Meanwhile, Republican National Committee Chairman Reince Priebus, who probably wishes Ted Cruz would go try to make toaster strudel in a full bathtub, initially refused to comment definitively on his eligibility, stating, “I’ll let all these folks argue about this stuff, and I’m going to stay out of it.”

Now, there’s a school of thought that people shouldn’t be enjoying this newest strain of birtherism; that, after deploring the conduct of conservatives asserting Obama’s illegitimacy, teasing and tweaking the Cruz birther phenomenon only retroactively legitimizes what was clearly a broadly racist movement to undo the Obama presidency without having to count actual votes.

But that generous impulse conflates two distinct issues. Obama birtherism was the result of a lot of people who refused to recognize a lawfully elected public official because of what he looked like or the theory of government he espoused. It was a malignant extension of a frame of thought that says certain people are not allowed power over “Americans”.

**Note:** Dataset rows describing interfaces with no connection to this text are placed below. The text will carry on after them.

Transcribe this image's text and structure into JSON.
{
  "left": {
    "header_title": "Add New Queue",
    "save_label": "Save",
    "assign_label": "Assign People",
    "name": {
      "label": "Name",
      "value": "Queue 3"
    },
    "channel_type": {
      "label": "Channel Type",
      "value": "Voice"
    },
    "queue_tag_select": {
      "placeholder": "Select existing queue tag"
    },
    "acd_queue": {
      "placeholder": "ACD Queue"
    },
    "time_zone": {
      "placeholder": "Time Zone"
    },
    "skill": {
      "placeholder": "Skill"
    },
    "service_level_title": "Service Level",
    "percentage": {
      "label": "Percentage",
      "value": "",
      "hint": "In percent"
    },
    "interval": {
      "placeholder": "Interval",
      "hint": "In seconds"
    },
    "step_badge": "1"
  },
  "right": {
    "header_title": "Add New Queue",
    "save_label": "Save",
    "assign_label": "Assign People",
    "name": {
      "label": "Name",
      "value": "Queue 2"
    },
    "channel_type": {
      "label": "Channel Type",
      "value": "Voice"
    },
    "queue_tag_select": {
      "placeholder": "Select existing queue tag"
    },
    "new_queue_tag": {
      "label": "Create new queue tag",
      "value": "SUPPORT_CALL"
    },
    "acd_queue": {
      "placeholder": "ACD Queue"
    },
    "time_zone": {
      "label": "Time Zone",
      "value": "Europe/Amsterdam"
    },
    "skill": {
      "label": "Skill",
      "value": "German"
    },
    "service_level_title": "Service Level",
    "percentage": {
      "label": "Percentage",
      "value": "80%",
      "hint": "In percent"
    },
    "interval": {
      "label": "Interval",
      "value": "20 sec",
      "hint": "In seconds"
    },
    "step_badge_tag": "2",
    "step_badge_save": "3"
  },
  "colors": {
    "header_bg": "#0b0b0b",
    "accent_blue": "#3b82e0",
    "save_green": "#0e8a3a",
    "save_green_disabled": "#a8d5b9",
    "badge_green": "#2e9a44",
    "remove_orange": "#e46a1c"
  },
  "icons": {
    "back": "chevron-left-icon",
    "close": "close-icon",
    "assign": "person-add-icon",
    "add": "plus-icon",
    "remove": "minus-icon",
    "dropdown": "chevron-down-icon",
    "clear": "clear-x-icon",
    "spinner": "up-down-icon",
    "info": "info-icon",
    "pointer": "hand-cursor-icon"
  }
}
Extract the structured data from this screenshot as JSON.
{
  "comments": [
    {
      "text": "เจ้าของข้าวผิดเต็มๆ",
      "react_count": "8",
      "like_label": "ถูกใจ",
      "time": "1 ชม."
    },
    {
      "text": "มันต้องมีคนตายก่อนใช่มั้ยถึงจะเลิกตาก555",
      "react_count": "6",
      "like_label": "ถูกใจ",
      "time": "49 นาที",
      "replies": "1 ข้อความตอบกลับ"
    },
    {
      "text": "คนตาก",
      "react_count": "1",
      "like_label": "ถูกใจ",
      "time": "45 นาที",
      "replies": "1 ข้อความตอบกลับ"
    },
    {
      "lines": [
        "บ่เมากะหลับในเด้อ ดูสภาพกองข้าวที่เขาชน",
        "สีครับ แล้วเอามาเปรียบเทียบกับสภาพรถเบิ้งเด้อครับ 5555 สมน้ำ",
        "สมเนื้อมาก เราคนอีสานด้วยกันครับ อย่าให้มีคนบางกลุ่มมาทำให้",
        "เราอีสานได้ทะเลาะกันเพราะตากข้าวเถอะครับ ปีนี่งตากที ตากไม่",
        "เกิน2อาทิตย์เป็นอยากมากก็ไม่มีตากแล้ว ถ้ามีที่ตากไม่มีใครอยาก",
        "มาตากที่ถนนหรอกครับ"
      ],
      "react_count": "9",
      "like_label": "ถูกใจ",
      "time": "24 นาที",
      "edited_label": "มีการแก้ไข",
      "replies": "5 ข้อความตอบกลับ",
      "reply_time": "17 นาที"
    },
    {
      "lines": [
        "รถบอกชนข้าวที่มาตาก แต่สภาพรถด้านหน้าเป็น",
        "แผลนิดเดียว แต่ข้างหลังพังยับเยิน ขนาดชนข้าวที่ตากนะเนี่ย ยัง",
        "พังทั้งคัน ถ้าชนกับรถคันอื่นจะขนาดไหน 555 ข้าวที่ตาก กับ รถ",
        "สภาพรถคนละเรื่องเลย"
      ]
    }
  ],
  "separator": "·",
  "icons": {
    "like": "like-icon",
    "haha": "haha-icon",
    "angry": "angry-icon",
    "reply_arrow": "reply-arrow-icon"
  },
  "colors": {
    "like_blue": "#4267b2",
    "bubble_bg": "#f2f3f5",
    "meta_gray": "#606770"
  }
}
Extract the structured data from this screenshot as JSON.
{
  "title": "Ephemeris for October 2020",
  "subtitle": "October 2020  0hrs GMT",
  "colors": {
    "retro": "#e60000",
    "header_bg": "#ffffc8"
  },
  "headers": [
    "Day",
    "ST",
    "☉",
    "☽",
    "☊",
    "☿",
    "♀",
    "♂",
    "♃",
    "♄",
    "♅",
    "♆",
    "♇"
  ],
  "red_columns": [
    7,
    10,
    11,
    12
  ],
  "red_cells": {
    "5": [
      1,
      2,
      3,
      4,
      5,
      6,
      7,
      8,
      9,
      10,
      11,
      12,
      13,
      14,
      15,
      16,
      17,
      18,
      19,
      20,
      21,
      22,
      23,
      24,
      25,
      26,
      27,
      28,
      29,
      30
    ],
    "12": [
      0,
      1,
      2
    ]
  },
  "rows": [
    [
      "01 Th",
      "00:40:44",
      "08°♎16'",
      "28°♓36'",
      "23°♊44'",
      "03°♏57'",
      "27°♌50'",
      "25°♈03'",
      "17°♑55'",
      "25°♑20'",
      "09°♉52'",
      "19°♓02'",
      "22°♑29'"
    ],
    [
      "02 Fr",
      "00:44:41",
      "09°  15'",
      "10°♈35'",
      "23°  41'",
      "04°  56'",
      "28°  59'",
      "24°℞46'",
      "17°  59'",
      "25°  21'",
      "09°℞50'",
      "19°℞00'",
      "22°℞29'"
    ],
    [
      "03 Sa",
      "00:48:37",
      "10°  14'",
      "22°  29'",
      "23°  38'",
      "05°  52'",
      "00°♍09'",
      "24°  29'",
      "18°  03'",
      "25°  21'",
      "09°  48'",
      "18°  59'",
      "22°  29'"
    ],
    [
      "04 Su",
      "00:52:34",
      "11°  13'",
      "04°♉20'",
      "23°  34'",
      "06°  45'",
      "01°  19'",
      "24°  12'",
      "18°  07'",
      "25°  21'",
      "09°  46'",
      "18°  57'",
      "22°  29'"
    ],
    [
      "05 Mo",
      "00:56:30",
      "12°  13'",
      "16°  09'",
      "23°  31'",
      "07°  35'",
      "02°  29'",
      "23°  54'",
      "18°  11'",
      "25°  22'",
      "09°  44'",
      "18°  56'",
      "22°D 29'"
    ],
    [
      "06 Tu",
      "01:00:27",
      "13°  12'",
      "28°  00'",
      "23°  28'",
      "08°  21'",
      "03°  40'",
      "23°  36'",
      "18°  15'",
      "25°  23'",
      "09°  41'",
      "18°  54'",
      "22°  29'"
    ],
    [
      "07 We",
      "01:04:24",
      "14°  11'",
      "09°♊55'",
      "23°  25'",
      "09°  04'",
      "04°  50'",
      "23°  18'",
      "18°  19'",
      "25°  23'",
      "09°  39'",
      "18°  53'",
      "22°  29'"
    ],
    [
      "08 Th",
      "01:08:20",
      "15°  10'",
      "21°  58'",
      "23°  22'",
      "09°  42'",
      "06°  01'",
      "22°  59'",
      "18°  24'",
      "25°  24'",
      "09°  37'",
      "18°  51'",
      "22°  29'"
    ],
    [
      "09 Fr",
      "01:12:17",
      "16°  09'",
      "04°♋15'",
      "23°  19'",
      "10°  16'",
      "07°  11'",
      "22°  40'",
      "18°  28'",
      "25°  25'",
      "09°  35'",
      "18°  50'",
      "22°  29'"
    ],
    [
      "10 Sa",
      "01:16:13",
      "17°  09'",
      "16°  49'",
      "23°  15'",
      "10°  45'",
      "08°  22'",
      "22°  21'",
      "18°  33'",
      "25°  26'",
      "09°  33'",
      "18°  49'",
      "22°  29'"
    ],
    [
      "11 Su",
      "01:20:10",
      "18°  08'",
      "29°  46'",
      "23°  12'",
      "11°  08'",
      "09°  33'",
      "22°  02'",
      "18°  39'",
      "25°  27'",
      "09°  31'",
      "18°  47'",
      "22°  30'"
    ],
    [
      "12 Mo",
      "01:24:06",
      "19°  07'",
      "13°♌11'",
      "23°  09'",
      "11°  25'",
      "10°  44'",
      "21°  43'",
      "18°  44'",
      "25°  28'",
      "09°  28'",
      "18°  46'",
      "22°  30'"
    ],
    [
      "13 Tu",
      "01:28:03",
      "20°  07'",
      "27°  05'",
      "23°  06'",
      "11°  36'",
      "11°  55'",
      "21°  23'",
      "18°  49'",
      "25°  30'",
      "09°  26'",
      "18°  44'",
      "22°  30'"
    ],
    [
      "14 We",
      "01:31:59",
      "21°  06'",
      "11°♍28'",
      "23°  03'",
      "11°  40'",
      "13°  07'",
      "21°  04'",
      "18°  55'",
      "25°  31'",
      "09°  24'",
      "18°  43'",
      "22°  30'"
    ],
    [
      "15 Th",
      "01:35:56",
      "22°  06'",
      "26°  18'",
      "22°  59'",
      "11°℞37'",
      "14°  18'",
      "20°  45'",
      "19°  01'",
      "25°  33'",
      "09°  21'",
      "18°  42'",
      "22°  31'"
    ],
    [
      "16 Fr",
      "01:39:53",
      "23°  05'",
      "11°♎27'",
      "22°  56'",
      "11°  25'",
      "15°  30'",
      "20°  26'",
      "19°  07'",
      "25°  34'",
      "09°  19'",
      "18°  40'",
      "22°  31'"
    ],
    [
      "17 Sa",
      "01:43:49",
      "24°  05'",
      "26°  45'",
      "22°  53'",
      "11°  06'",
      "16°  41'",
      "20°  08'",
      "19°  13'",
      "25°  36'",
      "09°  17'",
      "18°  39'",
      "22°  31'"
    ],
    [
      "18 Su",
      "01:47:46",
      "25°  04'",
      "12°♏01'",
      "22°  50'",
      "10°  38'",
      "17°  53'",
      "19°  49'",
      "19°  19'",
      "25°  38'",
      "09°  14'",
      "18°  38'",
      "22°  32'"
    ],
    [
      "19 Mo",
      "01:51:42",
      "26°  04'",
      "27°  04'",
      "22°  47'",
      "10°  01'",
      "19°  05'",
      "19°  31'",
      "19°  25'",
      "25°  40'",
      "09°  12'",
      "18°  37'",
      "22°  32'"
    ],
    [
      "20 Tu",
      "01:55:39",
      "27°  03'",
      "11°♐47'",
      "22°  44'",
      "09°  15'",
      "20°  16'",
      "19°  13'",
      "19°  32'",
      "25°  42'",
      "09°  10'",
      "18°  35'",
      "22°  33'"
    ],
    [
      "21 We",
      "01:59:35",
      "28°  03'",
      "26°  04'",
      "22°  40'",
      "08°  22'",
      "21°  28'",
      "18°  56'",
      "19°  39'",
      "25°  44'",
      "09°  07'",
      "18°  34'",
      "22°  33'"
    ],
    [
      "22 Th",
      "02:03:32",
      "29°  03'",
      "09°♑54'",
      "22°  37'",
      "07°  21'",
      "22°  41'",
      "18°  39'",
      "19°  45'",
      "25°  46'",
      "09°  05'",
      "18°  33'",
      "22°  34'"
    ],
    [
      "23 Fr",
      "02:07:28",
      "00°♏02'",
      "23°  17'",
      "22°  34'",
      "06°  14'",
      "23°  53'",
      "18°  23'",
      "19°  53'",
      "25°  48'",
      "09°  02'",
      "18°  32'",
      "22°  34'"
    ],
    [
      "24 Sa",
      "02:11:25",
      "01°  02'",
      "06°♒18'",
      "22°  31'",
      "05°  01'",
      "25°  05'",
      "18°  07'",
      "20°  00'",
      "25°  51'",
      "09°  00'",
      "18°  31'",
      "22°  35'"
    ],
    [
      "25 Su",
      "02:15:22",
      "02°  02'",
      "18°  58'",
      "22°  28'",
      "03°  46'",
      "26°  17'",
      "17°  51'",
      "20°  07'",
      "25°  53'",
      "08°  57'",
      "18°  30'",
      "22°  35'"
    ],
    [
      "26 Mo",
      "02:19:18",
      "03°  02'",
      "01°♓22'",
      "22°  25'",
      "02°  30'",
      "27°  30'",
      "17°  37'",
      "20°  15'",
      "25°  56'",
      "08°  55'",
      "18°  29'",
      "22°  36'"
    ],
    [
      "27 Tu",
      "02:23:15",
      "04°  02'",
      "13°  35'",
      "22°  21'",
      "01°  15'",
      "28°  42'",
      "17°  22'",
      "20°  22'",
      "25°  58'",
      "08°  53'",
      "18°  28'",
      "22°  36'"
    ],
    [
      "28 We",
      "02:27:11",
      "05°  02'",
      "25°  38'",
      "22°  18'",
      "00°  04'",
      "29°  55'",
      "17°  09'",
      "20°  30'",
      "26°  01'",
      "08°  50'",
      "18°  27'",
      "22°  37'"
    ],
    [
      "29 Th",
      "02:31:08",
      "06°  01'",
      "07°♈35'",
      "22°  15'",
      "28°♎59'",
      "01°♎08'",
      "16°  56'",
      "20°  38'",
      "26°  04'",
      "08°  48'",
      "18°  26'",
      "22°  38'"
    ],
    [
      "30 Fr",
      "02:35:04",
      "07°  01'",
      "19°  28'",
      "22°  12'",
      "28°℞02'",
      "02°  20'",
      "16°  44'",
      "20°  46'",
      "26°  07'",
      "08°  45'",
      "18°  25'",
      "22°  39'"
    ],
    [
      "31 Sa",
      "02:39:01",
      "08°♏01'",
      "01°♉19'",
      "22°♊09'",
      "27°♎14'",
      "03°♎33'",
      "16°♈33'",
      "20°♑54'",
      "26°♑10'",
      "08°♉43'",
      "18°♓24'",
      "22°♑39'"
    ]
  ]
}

Cruz birtherism is just trolling an unbearable prick.

It’s doubtful that any non-crazy people truly believe that Ted Cruz is disqualified to become president. Even the person pushing that narrative now the most (and who once himself rode the tide of Obama birther sentiment), Donald Trump, likely doesn’t believe a word of it. Trump, after all, is an opportunist who will believe whatever closes the deal.

Cruz birtherism is a fake issue that couldn’t find a better target: a Princeton and Harvard educated white-shoe litigator married to a Goldman Sachs executive who likes to fire weapons covered in bacon and LARP as a good ol’ boy with that Duck Dynasty yahoo, who clerked for the US supreme court but acts as if the NRA’s faux-academic flunkies are the last word on Second Amendment jurisprudence, who paraphrases Molon Labe in fundraising emails and pretends that the president will confiscate all our guns and who studied American history and yet claims with a straight face that Barack Obama is the most left-wing president in history.

The Ted Cruz birther conspiracy is a fatuous gimmick, but, come on, so is the candidate. It’s nice when these people find each other.

Fact-Checker Burn-Out — Andy Borowitz in The New Yorker.

CHARLESTON (The Borowitz Report)—A fact checker who has vetted all of the 2016 Republican Presidential debates was hospitalized for exhaustion during the sixth G.O.P. forum in Charleston on Thursday evening.

Martin Slessky, a former journalist who works for HonestyWatch, a Minnesota-based fact-checking organization, was resting comfortably after suffering what his doctors called a “total physical and mental collapse” during Thursday’s debate.

Harland Dorrinson, the executive director of HonestyWatch, said he first became concerned about Slessky’s health when the fact checker started having heart palpitations and shortness of breath every time Texas senator Ted Cruz spoke.

“I turned to Martin and said, ‘Are you all right? Are you going to be able to make it through this?’ ” Dorrinson said. “And he said, ‘I’ll be fine. Ben Carson is starting to talk now, that’ll be soothing.’ ”

But moments later, when New Jersey governor Chris Christie falsely claimed that he never supported the nomination of Supreme Court Justice Sonia Sotomayor, Slessky experienced acute dizziness and blurry vision, and was immediately rushed to the hospital.

HonestyWatch’s Dorrinson said it was unlikely that he would ask Slessky or any of his other fact checkers to work future Republican debates. “I care about these people,” he said. “Many of them have families.”

Speaking from his hospital bed on Friday, Slessky still seemed blindsided by his sudden disintegration. “Going into the debate, I actually believed that the volume of falsehoods was going to be more manageable this time,” he said. “I thought Carly Fiorina not being there would help.”

Doonesbury — Correcting the record.